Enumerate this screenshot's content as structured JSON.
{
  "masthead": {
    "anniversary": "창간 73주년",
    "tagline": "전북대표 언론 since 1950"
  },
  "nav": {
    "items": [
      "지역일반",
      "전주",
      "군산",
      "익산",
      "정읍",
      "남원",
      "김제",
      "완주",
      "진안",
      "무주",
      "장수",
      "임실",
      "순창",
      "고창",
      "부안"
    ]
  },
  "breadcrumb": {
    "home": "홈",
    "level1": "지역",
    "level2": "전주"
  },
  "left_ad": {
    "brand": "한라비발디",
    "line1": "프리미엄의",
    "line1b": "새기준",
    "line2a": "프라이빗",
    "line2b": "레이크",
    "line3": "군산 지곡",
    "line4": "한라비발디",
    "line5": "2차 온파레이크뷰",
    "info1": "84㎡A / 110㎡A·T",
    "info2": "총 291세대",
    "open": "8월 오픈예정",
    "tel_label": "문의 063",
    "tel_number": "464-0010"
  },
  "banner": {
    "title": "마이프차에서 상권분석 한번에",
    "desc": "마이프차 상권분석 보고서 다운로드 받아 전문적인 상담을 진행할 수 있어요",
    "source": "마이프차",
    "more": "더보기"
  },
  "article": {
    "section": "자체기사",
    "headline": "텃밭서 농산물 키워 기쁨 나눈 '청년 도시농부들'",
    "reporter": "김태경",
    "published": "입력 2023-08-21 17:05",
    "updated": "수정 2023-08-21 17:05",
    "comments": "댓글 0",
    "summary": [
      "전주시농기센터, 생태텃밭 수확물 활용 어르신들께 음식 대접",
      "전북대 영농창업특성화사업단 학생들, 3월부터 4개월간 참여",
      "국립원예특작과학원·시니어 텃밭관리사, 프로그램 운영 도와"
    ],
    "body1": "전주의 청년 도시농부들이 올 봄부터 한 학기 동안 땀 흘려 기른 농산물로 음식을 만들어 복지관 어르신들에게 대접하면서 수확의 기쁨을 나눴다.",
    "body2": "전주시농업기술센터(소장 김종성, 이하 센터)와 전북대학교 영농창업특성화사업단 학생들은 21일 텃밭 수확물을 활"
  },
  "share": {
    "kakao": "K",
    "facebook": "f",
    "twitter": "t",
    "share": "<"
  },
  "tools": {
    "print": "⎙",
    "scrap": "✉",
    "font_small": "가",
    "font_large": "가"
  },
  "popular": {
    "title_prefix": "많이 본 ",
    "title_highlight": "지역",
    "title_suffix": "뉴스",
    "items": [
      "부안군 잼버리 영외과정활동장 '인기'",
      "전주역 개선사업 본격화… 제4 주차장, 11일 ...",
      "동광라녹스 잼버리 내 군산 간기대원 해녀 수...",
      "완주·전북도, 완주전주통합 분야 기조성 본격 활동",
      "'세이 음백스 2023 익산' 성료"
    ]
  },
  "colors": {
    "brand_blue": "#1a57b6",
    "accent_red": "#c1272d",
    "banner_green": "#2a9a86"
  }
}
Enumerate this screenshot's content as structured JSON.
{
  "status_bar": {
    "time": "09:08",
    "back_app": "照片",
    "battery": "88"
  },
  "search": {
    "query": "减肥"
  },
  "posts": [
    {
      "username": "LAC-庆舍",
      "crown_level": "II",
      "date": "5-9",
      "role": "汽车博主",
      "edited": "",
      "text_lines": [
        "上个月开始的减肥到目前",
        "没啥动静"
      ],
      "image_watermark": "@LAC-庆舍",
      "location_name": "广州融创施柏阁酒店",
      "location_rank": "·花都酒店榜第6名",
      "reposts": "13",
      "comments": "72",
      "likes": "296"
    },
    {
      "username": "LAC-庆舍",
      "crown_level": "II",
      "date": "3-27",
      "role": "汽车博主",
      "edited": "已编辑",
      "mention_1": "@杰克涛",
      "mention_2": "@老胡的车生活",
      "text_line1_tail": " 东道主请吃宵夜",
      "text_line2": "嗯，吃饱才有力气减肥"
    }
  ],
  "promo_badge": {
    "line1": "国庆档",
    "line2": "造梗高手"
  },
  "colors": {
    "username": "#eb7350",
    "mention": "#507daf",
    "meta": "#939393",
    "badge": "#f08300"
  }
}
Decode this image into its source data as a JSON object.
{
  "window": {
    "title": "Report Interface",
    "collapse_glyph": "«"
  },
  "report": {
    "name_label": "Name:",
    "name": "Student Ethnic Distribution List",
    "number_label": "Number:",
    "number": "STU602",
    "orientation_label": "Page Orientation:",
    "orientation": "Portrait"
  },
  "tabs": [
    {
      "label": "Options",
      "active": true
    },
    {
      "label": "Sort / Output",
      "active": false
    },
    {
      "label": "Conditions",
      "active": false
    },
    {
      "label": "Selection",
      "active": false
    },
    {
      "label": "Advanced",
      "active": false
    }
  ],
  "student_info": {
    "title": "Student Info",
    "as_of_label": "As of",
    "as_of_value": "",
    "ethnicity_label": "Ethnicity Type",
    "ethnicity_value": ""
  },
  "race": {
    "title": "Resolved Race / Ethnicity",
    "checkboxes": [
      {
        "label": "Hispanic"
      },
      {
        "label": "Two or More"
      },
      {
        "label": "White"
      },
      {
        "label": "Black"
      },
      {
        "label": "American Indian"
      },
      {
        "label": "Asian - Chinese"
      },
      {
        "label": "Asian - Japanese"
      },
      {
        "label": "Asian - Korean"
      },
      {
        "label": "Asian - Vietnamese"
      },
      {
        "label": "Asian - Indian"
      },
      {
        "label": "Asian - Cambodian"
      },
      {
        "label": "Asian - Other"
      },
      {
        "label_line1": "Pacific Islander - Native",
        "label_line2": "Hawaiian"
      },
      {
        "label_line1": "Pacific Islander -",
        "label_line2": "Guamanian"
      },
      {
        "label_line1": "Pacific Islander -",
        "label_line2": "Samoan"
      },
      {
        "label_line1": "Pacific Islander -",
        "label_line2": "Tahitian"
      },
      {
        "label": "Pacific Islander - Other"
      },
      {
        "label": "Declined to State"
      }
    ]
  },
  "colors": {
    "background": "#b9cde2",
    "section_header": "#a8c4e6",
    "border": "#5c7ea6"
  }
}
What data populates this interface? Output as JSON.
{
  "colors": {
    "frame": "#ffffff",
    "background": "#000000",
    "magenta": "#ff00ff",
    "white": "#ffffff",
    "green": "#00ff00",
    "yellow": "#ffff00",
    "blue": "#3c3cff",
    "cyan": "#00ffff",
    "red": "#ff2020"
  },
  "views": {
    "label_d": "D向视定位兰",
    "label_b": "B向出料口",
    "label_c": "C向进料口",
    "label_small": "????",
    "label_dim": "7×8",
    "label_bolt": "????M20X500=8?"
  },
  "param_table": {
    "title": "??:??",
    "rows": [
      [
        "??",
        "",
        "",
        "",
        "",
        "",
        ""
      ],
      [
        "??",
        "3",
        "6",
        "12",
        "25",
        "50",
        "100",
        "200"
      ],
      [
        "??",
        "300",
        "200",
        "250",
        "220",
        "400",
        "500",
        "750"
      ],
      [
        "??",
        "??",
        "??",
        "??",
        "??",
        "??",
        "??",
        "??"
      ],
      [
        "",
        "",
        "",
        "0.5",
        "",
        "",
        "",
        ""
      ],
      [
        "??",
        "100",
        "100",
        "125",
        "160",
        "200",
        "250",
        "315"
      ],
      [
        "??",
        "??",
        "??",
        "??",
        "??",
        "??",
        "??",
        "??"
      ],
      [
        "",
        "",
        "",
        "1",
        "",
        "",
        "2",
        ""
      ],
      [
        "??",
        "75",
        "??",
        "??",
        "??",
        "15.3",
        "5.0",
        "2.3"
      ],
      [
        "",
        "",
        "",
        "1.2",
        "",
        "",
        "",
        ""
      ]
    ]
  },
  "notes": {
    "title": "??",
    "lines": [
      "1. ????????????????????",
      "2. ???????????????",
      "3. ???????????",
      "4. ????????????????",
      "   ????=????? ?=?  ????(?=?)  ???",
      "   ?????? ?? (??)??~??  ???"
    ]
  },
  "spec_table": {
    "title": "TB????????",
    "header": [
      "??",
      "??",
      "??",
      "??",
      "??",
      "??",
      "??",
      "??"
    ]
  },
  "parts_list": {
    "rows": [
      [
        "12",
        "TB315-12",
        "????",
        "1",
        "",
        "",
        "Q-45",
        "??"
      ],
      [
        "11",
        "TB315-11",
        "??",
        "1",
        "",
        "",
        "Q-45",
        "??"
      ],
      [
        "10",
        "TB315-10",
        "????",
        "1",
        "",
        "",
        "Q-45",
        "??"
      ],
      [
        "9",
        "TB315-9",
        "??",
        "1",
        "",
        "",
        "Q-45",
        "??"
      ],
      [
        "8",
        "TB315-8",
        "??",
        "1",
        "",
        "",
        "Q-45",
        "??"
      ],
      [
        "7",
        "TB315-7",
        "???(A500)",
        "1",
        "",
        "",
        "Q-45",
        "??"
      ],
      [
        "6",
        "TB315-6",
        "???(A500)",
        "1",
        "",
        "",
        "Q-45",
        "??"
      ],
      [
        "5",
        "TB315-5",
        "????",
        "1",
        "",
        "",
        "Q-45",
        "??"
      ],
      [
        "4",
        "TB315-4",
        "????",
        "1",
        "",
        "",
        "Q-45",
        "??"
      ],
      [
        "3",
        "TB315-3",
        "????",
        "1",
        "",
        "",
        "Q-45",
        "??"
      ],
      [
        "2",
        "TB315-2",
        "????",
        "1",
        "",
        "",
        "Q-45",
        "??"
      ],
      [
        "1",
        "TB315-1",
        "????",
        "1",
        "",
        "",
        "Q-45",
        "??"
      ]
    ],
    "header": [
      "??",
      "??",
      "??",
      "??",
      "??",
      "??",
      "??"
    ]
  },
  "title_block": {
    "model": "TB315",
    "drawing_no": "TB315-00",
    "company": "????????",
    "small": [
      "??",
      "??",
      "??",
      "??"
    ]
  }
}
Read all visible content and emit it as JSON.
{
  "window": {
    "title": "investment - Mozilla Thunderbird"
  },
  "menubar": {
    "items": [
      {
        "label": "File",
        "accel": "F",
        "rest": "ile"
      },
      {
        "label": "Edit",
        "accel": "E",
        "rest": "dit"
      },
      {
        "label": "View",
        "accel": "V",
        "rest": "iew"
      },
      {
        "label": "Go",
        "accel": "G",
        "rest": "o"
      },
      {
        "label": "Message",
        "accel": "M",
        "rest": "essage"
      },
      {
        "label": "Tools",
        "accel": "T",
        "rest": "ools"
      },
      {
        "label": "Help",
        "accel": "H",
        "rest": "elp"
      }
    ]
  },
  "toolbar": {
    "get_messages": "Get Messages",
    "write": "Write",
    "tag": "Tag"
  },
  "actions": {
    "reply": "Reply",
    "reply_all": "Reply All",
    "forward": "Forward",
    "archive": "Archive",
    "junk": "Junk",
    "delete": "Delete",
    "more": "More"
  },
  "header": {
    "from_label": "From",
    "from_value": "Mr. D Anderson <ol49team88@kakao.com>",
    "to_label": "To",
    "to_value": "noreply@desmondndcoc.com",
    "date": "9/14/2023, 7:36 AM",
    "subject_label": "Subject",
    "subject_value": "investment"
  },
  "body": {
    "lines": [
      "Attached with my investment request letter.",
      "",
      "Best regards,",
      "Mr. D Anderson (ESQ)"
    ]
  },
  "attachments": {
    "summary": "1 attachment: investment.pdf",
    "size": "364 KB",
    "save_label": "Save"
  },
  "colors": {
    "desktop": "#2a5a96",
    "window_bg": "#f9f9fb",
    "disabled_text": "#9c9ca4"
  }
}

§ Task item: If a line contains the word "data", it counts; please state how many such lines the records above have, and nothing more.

§ Exercise response: 2